The African World Cup The rhetoric all over Africa was that it was their World Cup, South Africa would be sharing it with the entire continent. Cafés and restaurants over Khartoum were filled with men watching screens, ranging from Sudanese men clad in their traditional djellaba puffing on narghile, to shirt-wearing Westerners, ummm, also puffing on narghile. With alcohol illegal in the country, what would have been a very pleasant beer was replaced with fruit juices and thick, warm sahleb. Everywhere was broadcasting the matches. In the small grocers next to my house, the owner was huddled behind the counter, straining to hear the commentary issuing from his radio. Cultural centres screened their countries’ matches, as did the embassies. The folk of Sudan Boombox organised an event on the street in front of the Dutch embassy, a giant screen next to the stage where DJs were spinning hip-hop. People danced in the street, one eye on the screen, the other on the MC — I checked my self, was I still in Sudan? The Dutch ambassador took to stage, inviting everybody back if his team made it through. (They did, but there was no follow-up event.) I watched games in the dust-floored back room of an Ethiopian restaurant, the rooftop of an Egyptian café, the opulent courtyard of a Sudanese establishment. The cries of one particular Arab commentator become a running joke. As friends headed over to the most western-leaning café in town for the final, I joined some others in a smoke-filled room of a local shisha joint, as the waiters squeezed through the crowd carrying baskets of hot coals, waves of heat passing through the already baking room. When Spain scored, the men in white behind me were on their feet, dancing. It may not have been their country’s team, but their love of FC Barcelona or Real Madrid took precedence. The amjad driver who picked us up afterwards had a big grin. He, too, was rooting for Spain, and outside in the dusty streets of the capital, he had sat, hunched over his radio. Khartoum nights often offered little in the way of activity, but for that month of the tournament, the city felt alive.

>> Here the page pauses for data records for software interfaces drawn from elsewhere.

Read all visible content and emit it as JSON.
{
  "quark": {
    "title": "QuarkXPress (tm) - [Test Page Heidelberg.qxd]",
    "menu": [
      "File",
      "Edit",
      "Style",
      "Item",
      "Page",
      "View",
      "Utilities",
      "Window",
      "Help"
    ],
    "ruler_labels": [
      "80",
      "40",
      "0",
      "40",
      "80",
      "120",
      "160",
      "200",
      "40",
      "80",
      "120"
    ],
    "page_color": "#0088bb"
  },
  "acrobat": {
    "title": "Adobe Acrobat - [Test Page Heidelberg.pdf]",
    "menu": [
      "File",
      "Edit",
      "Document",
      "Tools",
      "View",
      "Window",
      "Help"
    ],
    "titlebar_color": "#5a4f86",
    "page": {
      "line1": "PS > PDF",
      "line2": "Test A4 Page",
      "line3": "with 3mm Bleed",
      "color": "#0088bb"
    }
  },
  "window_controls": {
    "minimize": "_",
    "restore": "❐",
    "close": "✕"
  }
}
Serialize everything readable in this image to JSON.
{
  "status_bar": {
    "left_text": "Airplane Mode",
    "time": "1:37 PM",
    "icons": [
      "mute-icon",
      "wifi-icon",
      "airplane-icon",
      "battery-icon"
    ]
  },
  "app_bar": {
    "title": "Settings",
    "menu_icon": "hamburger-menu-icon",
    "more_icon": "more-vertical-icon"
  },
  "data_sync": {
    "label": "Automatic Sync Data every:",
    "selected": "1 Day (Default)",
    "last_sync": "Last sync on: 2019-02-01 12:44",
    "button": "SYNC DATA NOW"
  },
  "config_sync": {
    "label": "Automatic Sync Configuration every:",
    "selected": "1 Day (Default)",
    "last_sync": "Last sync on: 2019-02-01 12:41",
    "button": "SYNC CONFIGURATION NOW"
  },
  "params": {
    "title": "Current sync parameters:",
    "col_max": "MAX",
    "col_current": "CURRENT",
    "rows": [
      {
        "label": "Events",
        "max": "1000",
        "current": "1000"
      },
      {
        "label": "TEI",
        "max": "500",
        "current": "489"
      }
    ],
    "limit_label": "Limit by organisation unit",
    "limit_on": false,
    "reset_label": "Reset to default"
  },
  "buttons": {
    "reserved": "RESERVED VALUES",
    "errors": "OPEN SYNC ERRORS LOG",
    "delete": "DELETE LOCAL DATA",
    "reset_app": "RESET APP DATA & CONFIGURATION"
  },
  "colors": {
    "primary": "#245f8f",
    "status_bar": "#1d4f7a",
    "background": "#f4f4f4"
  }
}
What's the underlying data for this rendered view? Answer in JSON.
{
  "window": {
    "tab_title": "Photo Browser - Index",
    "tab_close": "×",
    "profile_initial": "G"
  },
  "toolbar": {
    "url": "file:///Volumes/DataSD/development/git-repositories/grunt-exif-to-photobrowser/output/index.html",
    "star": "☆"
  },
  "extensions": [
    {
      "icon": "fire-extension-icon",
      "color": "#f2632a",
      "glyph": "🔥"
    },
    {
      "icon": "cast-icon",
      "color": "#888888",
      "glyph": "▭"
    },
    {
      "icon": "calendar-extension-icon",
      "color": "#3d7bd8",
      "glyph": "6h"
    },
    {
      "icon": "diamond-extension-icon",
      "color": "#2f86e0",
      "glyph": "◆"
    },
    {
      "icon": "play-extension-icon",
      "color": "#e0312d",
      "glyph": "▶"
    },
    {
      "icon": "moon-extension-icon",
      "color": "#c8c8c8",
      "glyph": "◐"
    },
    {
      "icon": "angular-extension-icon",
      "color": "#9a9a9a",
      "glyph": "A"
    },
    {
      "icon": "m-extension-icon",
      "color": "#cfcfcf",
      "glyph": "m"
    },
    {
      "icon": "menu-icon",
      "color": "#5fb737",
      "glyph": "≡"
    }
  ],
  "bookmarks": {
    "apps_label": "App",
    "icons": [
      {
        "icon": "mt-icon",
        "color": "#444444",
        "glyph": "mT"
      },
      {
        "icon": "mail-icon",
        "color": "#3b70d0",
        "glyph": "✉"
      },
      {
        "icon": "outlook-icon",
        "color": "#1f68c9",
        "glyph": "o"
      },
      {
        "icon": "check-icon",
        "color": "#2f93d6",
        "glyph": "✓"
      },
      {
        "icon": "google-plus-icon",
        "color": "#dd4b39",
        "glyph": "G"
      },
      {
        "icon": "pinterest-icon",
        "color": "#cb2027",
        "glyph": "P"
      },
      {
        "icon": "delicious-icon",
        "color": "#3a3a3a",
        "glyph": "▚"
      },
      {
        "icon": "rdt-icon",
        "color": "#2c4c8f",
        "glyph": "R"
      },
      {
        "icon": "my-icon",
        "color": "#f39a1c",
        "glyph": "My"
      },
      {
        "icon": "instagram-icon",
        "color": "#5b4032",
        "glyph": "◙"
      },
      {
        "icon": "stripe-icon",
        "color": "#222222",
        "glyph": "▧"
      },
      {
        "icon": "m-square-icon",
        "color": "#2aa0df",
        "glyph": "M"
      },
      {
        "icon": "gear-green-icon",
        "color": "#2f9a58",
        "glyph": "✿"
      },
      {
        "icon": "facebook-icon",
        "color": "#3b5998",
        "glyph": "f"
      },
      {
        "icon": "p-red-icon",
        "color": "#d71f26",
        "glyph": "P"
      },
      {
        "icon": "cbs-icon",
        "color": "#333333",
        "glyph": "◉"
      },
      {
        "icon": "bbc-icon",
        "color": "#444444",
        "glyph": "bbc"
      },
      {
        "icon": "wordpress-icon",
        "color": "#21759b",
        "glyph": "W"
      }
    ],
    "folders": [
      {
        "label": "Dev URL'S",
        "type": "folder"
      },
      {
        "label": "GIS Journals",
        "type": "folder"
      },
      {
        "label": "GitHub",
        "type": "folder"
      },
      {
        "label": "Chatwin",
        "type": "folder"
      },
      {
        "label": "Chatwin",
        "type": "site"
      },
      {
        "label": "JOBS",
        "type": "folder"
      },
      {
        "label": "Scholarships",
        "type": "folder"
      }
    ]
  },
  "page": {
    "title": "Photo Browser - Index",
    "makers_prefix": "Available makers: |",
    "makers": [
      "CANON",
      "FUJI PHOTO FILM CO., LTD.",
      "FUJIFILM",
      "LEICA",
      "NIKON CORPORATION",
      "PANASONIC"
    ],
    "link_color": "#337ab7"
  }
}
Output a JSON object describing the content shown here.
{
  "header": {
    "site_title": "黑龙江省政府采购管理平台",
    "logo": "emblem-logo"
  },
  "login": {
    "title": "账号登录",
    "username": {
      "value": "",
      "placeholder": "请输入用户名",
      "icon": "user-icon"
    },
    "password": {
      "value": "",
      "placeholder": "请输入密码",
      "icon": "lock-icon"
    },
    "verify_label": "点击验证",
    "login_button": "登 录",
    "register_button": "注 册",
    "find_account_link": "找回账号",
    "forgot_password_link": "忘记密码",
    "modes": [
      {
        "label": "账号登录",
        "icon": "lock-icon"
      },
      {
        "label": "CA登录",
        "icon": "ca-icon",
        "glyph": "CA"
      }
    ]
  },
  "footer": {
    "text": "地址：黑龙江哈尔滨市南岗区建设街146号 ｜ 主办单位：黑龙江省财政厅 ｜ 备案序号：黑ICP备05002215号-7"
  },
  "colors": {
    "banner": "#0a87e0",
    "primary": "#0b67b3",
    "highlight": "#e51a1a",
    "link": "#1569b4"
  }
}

The African World Cup

The rhetoric all over Africa was that it was their World Cup, South Africa would be sharing it with the entire continent. Cafés and restaurants over Khartoum were filled with men watching screens, ranging from Sudanese men clad in their traditional djellaba puffing on narghile, to shirt-wearing Westerners, ummm, also puffing on narghile. With alcohol illegal in the country, what would have been a very pleasant beer was replaced with fruit juices and thick, warm sahleb.

Everywhere was broadcasting the matches. In the small grocers next to my house, the owner was huddled behind the counter, straining to hear the commentary issuing from his radio. Cultural centres screened their countries’ matches, as did the embassies. The folk of Sudan Boombox organised an event on the street in front of the Dutch embassy, a giant screen next to the stage where DJs were spinning hip-hop. People danced in the street, one eye on the screen, the other on the MC — I checked my self, was I still in Sudan? The Dutch ambassador took to stage, inviting everybody back if his team made it through. (They did, but there was no follow-up event.)

I watched games in the dust-floored back room of an Ethiopian restaurant, the rooftop of an Egyptian café, the opulent courtyard of a Sudanese establishment. The cries of one particular Arab commentator become a running joke.

As friends headed over to the most western-leaning café in town for the final, I joined some others in a smoke-filled room of a local shisha joint, as the waiters squeezed through the crowd carrying baskets of hot coals, waves of heat passing through the already baking room. When Spain scored, the men in white behind me were on their feet, dancing. It may not have been their country’s team, but their love of FC Barcelona or Real Madrid took precedence.

The amjad driver who picked us up afterwards had a big grin. He, too, was rooting for Spain, and outside in the dusty streets of the capital, he had sat, hunched over his radio.

Khartoum nights often offered little in the way of activity, but for that month of the tournament, the city felt alive.